A cold case comes back to life after facial recognition software recognizes an alleged US outlaw who'd been hiding out in Nepal.
A Germany research institution adapts its facial recognition software for Google Glass, but promises to keep the data out of the cloud.
Surveillance agency collecting millions of images daily for identifying and tracking intelligence targets, documents obtained by The New York Times reveal.
Despite images of the suspects at the scene and in official databases, the software could not put names to their faces, Boston's police commissioner tells the Washington Post.
Germany has issued an ultimatum to Facebook over privacy violations. Law enforcement is interested in this sort of technology, as well. It's time for you to pay attention to what they're doing.
The overall goal is to catch anyone using a fake or borrowed ID, but more specifically, Pegatron wants to catch underage workers before they reach the factory.
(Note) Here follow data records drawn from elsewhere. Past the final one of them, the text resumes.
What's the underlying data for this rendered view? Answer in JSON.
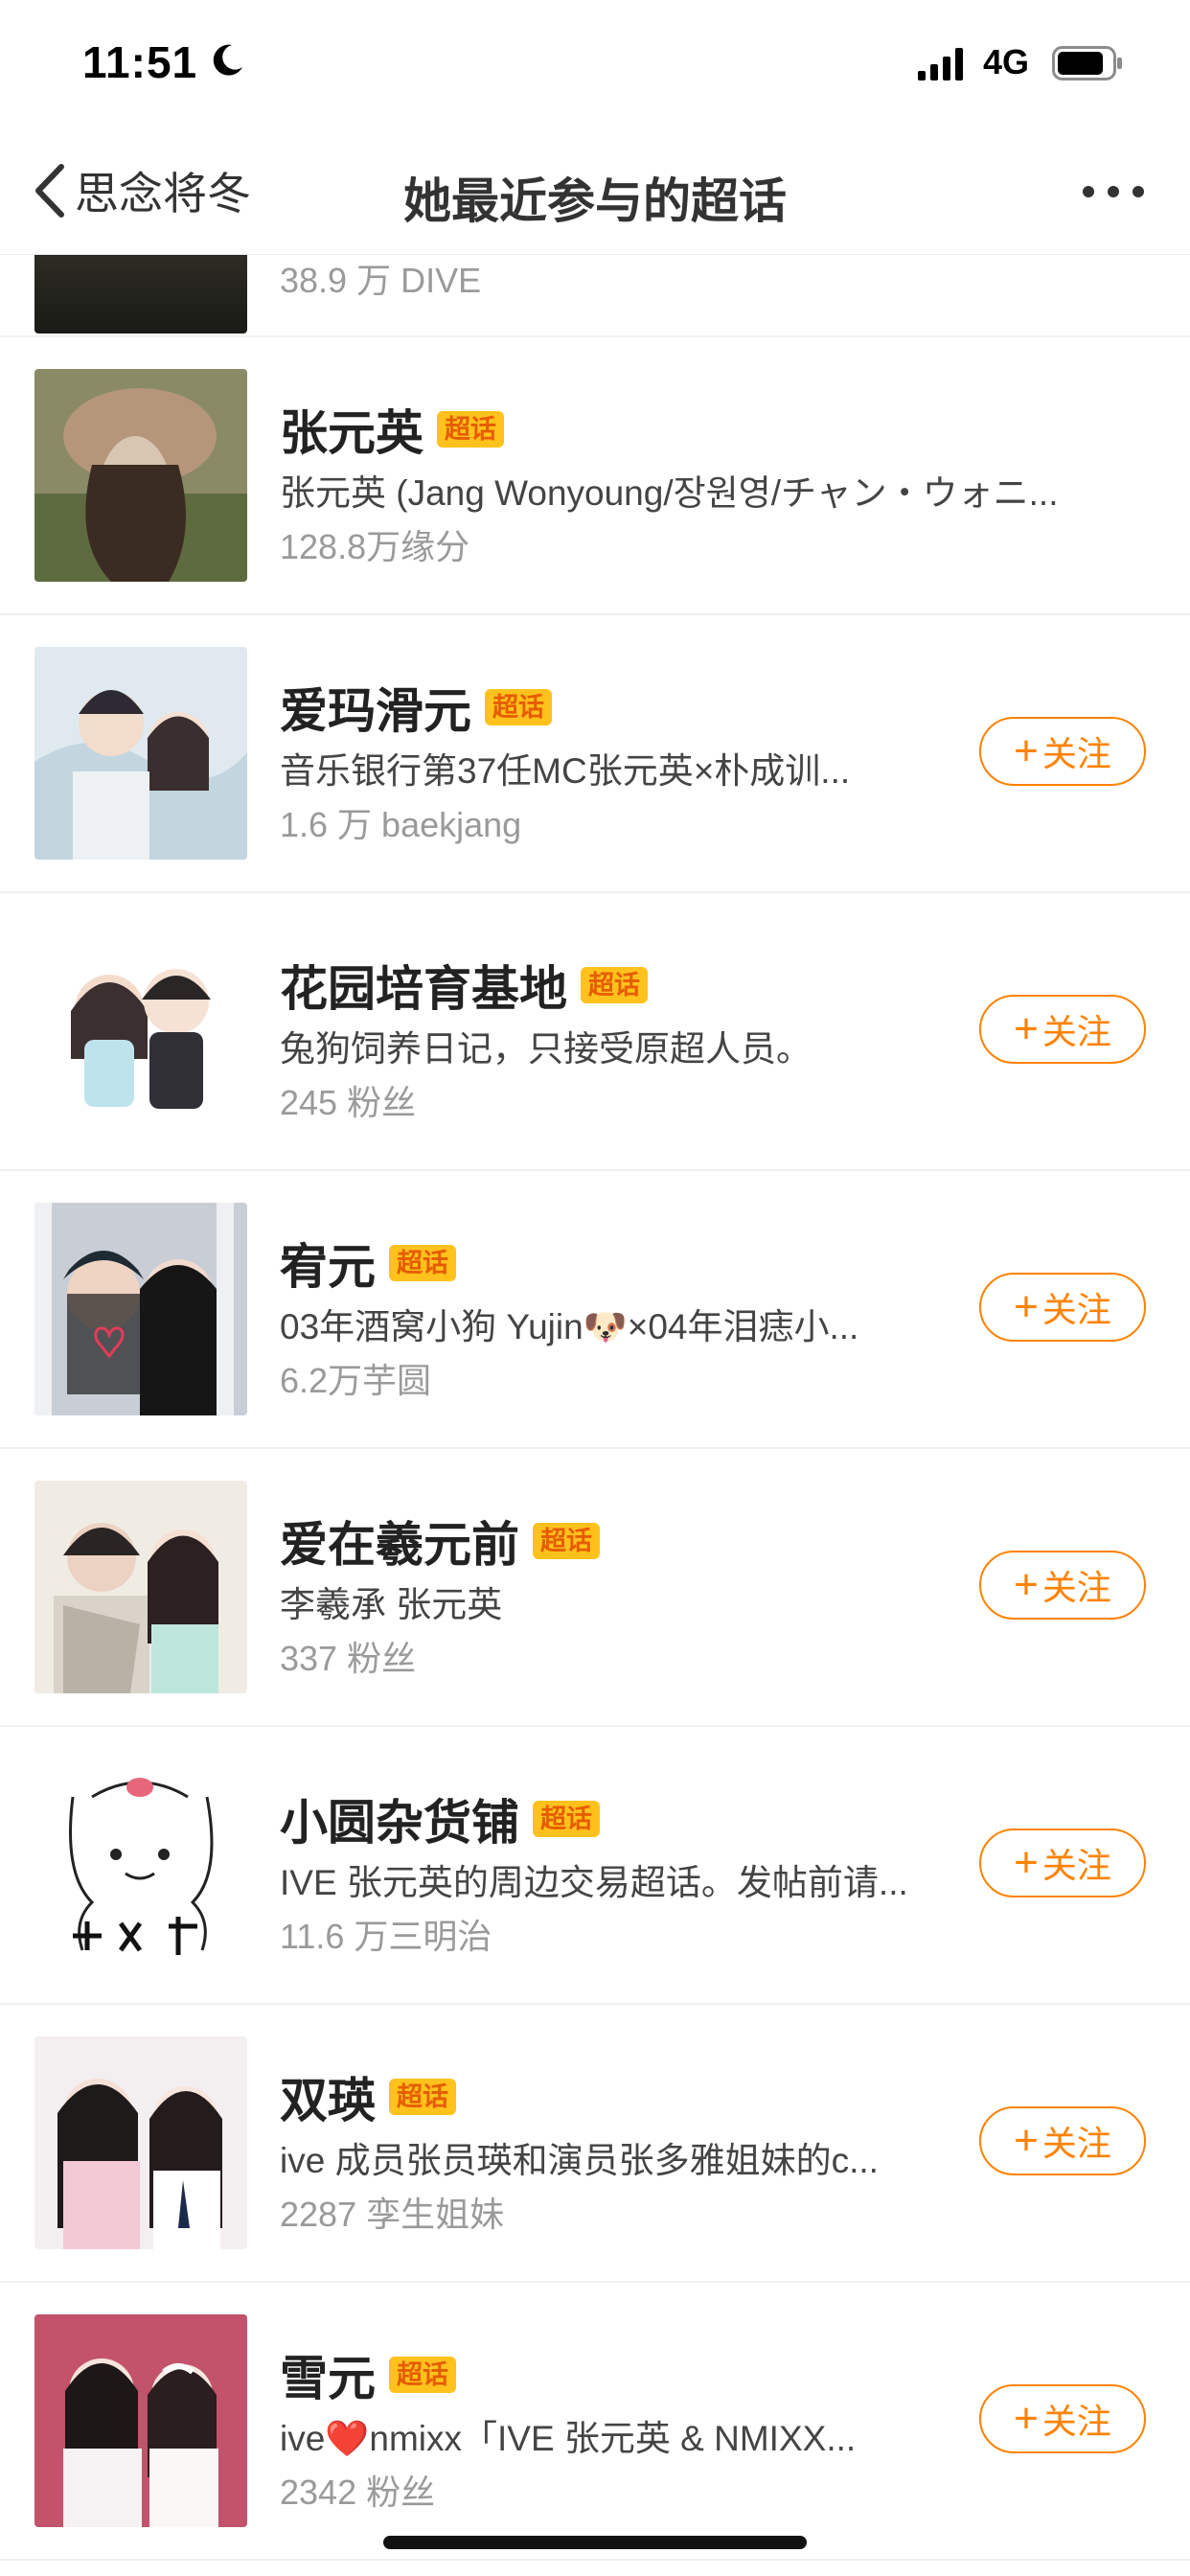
{
  "status_bar": {
    "time": "11:51",
    "network": "4G"
  },
  "nav": {
    "back_label": "思念将冬",
    "title": "她最近参与的超话"
  },
  "partial_item": {
    "meta": "38.9 万 DIVE"
  },
  "badge_label": "超话",
  "follow_label": "关注",
  "items": [
    {
      "name": "张元英",
      "desc": "张元英 (Jang Wonyoung/장원영/チャン・ウォニ...",
      "meta": "128.8万缘分",
      "followed": true
    },
    {
      "name": "爱玛滑元",
      "desc": "音乐银行第37任MC张元英×朴成训...",
      "meta": "1.6 万 baekjang",
      "followed": false
    },
    {
      "name": "花园培育基地",
      "desc": "兔狗饲养日记，只接受原超人员。",
      "meta": "245 粉丝",
      "followed": false
    },
    {
      "name": "宥元",
      "desc": "03年酒窝小狗 Yujin🐶×04年泪痣小...",
      "meta": "6.2万芋圆",
      "followed": false
    },
    {
      "name": "爱在羲元前",
      "desc": "李羲承  张元英",
      "meta": "337 粉丝",
      "followed": false
    },
    {
      "name": "小圆杂货铺",
      "desc": "IVE 张元英的周边交易超话。发帖前请...",
      "meta": "11.6 万三明治",
      "followed": false
    },
    {
      "name": "双瑛",
      "desc": "ive 成员张员瑛和演员张多雅姐妹的c...",
      "meta": "2287 孪生姐妹",
      "followed": false
    },
    {
      "name": "雪元",
      "desc": "ive❤️nmixx「IVE 张元英 & NMIXX...",
      "meta": "2342 粉丝",
      "followed": false
    }
  ]
}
The fat lady hasn't sung yet. We've uncovered a ton of goodies at Mobile World Congress, including secrets of Samsung's Galaxy S5.
Lost your dog? Or found one in your neighborhood? A new mobile application is helping our beloved Lassies and Fidos come home.
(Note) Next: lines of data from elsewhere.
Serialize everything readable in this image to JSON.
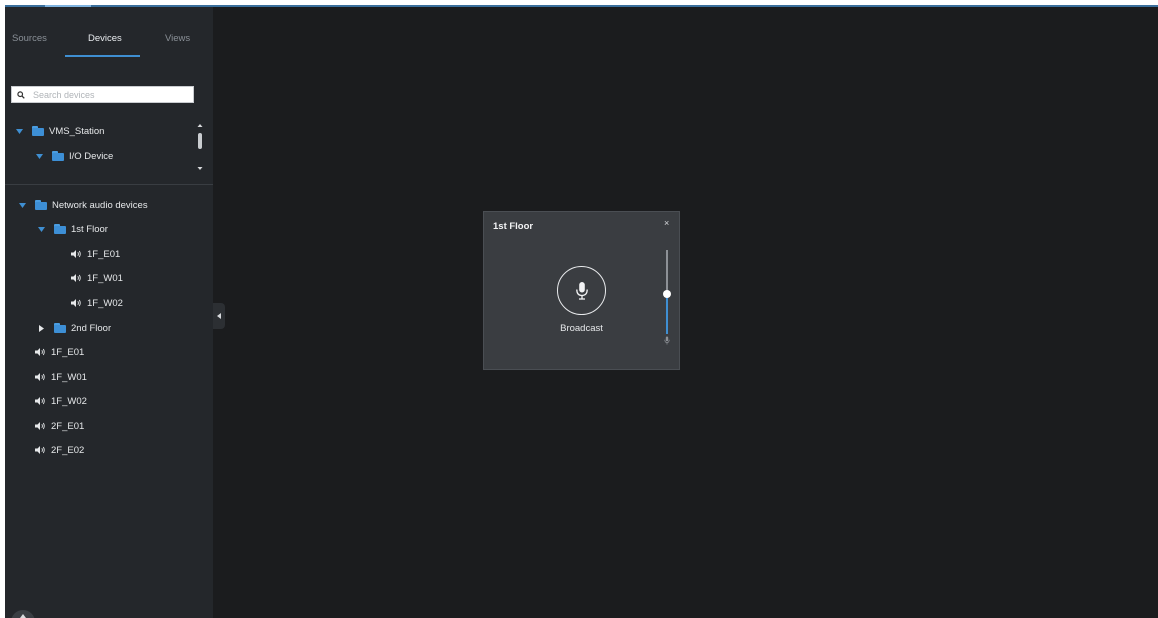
{
  "sidebar": {
    "tabs": [
      {
        "label": "Sources"
      },
      {
        "label": "Devices",
        "active": true
      },
      {
        "label": "Views"
      }
    ],
    "search": {
      "placeholder": "Search devices",
      "value": ""
    },
    "tree": {
      "station": {
        "label": "VMS_Station",
        "expanded": true
      },
      "io_device": {
        "label": "I/O Device",
        "expanded": true
      },
      "network_audio": {
        "label": "Network audio devices",
        "expanded": true
      },
      "floor1": {
        "label": "1st Floor",
        "expanded": true
      },
      "floor1_devices": [
        "1F_E01",
        "1F_W01",
        "1F_W02"
      ],
      "floor2": {
        "label": "2nd Floor",
        "expanded": false
      },
      "devices": [
        "1F_E01",
        "1F_W01",
        "1F_W02",
        "2F_E01",
        "2F_E02"
      ]
    }
  },
  "panel": {
    "title": "1st Floor",
    "close": "×",
    "broadcast_label": "Broadcast",
    "volume_level": 0.48
  },
  "colors": {
    "accent": "#3f8fd2",
    "folder": "#3d8fd6",
    "background": "#1b1c1e",
    "sidebar": "#24272b",
    "panel": "#3a3d41"
  },
  "icons": [
    "search-icon",
    "folder-icon",
    "speaker-icon",
    "microphone-icon",
    "triangle-down-icon",
    "triangle-right-icon"
  ]
}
New NEC software can identify celebrities and other glam customers in real time, sending an alert to retail or hospitality staff that someone is in immediate need of doting service.
Disputing a report on CNN, Google says it's not developing facial-recognition technology for cell phones that would be able to identify who's in a photo.